Sea History 018 - Autumn 1980

Page 36



~ Serving Merchant Officer's License Exam Prep-course needs for over half a century! (Correspondent & Resident-Deck &Engine) WRITE FOR BROCHURE

CAPTAIN VAN'S SCHOOLS Box 53, Port Arthur, TX 77640

You Can't Buy A Vixen 34. We Have To Build One For You


The Vixen 34 is not built to satisfy a "market." Each Vixen is built to meet the owner's individual cruising requirements. The design is/ . ( ) contemporary--a separated keel with a skeg hung rudder, a fiber-/ glass hull and deck , and a moderately high aspect rig. The finish and detail are traditional--an interior of teak, mahogany , ash , and maple . Every Vixen launched displays the skill and attention to detail we have maintained in our 135 years of building boats to order. In a time that places a premium on producing one that suits many, we have chosen to continue building one for one . For a closer look at the Vixen 34 and her sister, the Vixen 29, please send $4.00 for our book. We will show you the other side of boat building .

The Vixen 34

LOA - 34'4" LWL - 27'5" Beam - 10'6" Draft - 5'2" Disp . - 12,500 lbs .



long sticks at everything floating by, and discarding most. From appearance it may have been mother and daughter. As for the small possibility of sustaining life on the river, they all knew that among Shanghai's four million poor people, the competition on the streets would be ten times worse. The Chinese coolie of Shanghai was simply a slave in his own hometown. The city itself was mainly owned and run by foreigners. Proof of that was in the graypainted "men of war" lined up in the middle of the river, flying the flags of many nations. The city itself, divided up into concessions, were governed not by Chinese but by Europeans and Americans. China itself, squeezed between the factions of nationalism and communism, was in constant turmoil of civil war. One of the great pastimes in 1927 was to go to the old town of Shanghai, and for one Shanghai-dollar watch heads with pigtails roll in the sand all afternoon. It appeared that the new government under the warlord Chiang Kai-shek was bent on modernization and elimination of traditions. Thus a Chinaman with pigtails was considered a reactionary and an enemy of the new system, and was indiscriminately weeded out by execution. The victims were tied hands and feet and made to kneel, while the executioners with long curved swords went to work as if chopping wood. Later the paying spectators returned to Nan king Road or The Bund in the International Settlement, for a strong drink of imported liquor; and to dance with some French Mademoiselle to Russian balalaika music and foget about their troubled world for a night. To most of the ship's crew it was a relief to leave behind the sordid cobweb of China's largest city. On departure, a different and more humane pilot was in charge. The time was approaching when white people would no longer direct traffic or anything else in the Chinese harbors. The Japanese for some time held a strong grip on the dragon's tail, but gradually they too had to yield to a new force that had gathered strength behind the mountains-the hammer and sickle.

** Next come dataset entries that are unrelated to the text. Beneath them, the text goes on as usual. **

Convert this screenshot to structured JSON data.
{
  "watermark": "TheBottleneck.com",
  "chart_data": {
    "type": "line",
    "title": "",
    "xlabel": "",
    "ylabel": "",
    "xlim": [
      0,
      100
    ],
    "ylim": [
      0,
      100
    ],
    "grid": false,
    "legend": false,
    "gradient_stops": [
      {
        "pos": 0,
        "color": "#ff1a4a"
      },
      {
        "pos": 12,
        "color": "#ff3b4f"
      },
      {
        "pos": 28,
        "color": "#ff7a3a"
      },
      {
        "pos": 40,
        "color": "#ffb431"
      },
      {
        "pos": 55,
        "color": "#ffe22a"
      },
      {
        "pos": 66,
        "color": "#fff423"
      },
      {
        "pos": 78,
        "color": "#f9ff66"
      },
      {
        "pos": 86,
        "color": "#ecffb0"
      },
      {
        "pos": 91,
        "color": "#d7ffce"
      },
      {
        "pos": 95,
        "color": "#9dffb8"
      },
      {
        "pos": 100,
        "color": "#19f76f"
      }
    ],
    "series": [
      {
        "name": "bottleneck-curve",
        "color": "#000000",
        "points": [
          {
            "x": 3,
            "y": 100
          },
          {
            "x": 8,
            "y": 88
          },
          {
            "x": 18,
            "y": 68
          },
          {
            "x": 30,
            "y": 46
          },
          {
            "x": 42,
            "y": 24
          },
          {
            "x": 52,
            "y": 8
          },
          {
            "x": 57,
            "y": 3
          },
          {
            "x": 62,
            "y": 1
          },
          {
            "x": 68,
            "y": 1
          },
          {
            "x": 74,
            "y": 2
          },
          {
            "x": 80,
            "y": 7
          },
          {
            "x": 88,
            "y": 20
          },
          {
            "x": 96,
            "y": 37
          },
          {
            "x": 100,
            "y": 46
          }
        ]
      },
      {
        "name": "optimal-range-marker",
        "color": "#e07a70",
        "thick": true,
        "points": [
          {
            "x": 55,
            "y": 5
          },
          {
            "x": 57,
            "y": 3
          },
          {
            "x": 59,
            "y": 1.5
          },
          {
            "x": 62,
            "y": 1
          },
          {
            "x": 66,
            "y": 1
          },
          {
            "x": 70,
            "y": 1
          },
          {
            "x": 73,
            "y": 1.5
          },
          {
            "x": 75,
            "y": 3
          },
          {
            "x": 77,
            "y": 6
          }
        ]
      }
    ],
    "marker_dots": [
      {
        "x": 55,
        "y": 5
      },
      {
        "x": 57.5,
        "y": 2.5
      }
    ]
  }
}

Mr. Hillmar lives in Seattle where he is working on a book about seafaring. He needs pictures of Chinese river and harbor life and invites readers who know of such pictures to write to him at 1925 First Ave., Apt. B-203, Seattle, WA 98101. SEA HISTORY, FALL 1980